SEM (Search Engine Marketing) and PPC (Pay-Per-Click) have to deal with online advertising, which we’ll discuss in Part 2. In this article, we’ll go over best practices and tips on how to optimize your website for search engines.
Intro to SEO
The best way to tackle SEO is to first get started with creating your website and your content, then to start optimizing. Because, at the end of the day, it’s user who will be reading your website.
The goal is not to sound like a robot so that the robot understands you. It’s about finding a balance between the reader and the search engine bots so that those looking for your products and services can find your website easily.
After you’ve finished creating your website and added content, you are ready to start optimizing. Here are four basic action items to consider:
The best thing you can do to create an amazing website is to start with great content. Tell people about your business or products in a clear and concise way that will make them interested. Include high-quality images that are related to your products or content.
Think about the sites you shop on. Do you prefer to interact with sites that are visually pleasing and easy to navigate? Does your site contain enough information to entice a site visitor to make an inquiry or purchase decision?
Have a friend (or two) read what you’ve written and see how it’s laid out. Try to find people who don’t already know what you are trying to accomplish for a clean perspective. Ask them specific questions like “what do you think I’m selling?” or “where, on the site, do you want to go now?”
2. Domain Names and URLs
“Domain name” and “URL” are often used as interchangeable terms, but in fact, they are different. A domain name is the web address of your site, for example www.yola.com. A URL is specific to each page within your site, for example www.yola.com/about-us or www.yola.com/features/domains.
Your domain name should be short and easy to remember, like your brand. Choose one that your customers will be able to remember and is reasonably easy to spell.
Next, name your URLs (also sometimes called page extensions). It is helpful if the URL includes one of your main keywords for that page. If you were, for example, offering massage and spa services and wanted to attract customers looking for those services in your specific geographic area, which of these do you think would give you the best search results and attract the most customers?
If you guessed #3, you’re right! The URL contains exactly what the customer is looking for, along with appropriate keywords to help them (and the search engines) find it. Keep in mind that the content on this page will also need to reflect the consumer need as well.
If you need to edit your current URL’s, log into Yola Sitebuilder, click the Page Tab at the top, and click Manage Pages in the left drop down menu.
Clicking “Rename” will let you alter the URL, for example you could change www.example.com/58739.php to www.example.com/dubai/massage-treatment-menu.php.
Keep in mind that when you alter the URL name, it will automatically alter the page name.
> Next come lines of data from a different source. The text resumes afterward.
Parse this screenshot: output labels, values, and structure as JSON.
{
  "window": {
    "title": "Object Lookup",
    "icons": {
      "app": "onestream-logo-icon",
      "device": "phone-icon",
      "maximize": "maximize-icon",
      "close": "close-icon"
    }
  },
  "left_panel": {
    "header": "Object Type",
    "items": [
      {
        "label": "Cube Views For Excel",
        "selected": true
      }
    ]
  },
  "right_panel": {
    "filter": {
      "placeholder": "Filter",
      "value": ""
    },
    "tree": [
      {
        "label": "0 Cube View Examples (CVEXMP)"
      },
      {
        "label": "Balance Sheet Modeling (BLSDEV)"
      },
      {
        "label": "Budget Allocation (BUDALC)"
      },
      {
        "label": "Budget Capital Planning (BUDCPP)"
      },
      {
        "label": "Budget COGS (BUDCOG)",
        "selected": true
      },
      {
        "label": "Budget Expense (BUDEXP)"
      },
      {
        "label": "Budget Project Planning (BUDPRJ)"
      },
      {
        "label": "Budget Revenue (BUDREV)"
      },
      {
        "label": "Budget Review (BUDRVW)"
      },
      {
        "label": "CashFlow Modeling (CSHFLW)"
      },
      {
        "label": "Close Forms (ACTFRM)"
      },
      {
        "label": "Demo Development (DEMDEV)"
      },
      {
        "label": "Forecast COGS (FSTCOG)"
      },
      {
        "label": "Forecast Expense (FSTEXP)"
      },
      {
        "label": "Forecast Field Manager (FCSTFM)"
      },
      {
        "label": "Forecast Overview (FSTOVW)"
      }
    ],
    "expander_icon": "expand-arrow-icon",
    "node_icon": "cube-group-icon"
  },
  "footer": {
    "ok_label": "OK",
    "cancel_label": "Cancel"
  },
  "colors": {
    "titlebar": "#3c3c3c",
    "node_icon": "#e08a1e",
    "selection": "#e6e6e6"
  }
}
If you click on “Edit” after you rename the URL, you can change the page name that is visible in your page navigation.
Once your URL’s and page names are in place, you should edit your metadata, or the information about your pages. The page titles and descriptions within your metadata are what control how your page information appears in search results. It also allows you to specify important keywords for your site or business.
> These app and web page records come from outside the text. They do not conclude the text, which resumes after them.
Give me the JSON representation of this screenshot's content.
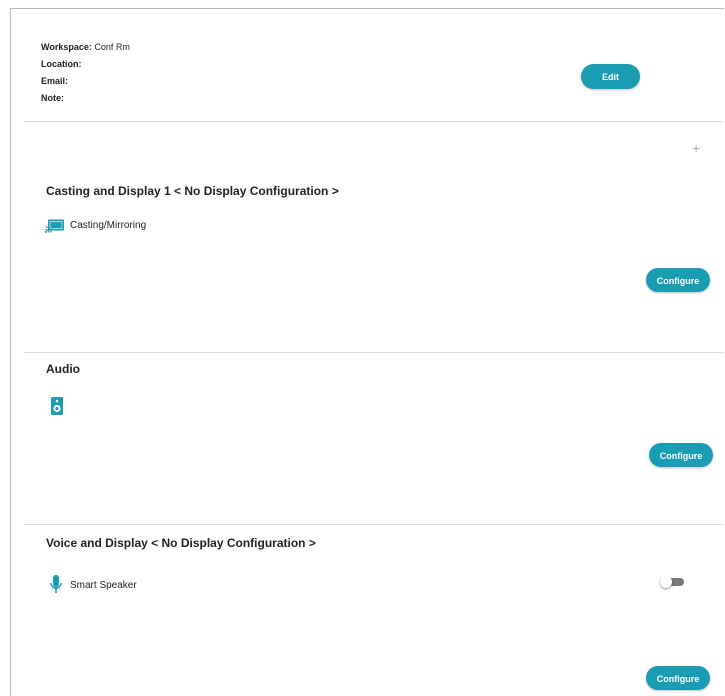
{
  "workspace": {
    "workspace_label": "Workspace:",
    "workspace_value": "Conf Rm",
    "location_label": "Location:",
    "location_value": "",
    "email_label": "Email:",
    "email_value": "",
    "note_label": "Note:",
    "note_value": "",
    "edit_label": "Edit"
  },
  "casting": {
    "heading": "Casting and Display 1 < No Display Configuration >",
    "item_label": "Casting/Mirroring",
    "item_icon": "cast-screen-icon",
    "add_symbol": "+",
    "configure_label": "Configure"
  },
  "audio": {
    "heading": "Audio",
    "item_icon": "speaker-icon",
    "configure_label": "Configure"
  },
  "voice": {
    "heading": "Voice and Display < No Display Configuration >",
    "item_label": "Smart Speaker",
    "item_icon": "microphone-icon",
    "toggle_on": false,
    "configure_label": "Configure"
  },
  "colors": {
    "accent": "#1a9cb3",
    "text": "#222222",
    "divider": "#dadada"
  }
}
For your images, you’ll want to include a description of the image in the ALT tag. Search engines cannot read the picture, therefore, you will need to add a short description of the image in the tag. You can also include your keywords in these tags.
If you are using Yola, click the page tab, then page properties and then metadata. From here you can alter the page heading, title, description and keywords, and Yola will automatically add them to your site’s code. Each page should have a unique page title and description based on the content. This will also help improve your rankings. If you need more help, read our Meta Tag Tutorial.
4. SEO Tools
There are plenty of SEO tools available to you that can help you optimize your SEO, like Moz.com, Jungle Torch, or Yola Gold’s SEO Scan, which scans all your pages and tells you where to make changes or improvements to help your search rankings.
If you are a Yola Gold user, start by logging into Yola Sitebuilder, then click the SEO tab. If you are scanning for the first time, it will automatically initiate a scan of your site when you click the tab. Then you can view your results:
You receive a grade for every item and can click each one to see the errors. For example, you might have forgotten to put alternative text on your images, or missed a Meta tag on one of your pages, or maybe you need more content. As you fix errors, you can rescan your site periodically to see your grade improve. And don’t forget to publish your site when you are done.
Stay tuned for Part 2, a comprehensive intro to SEM and PPC.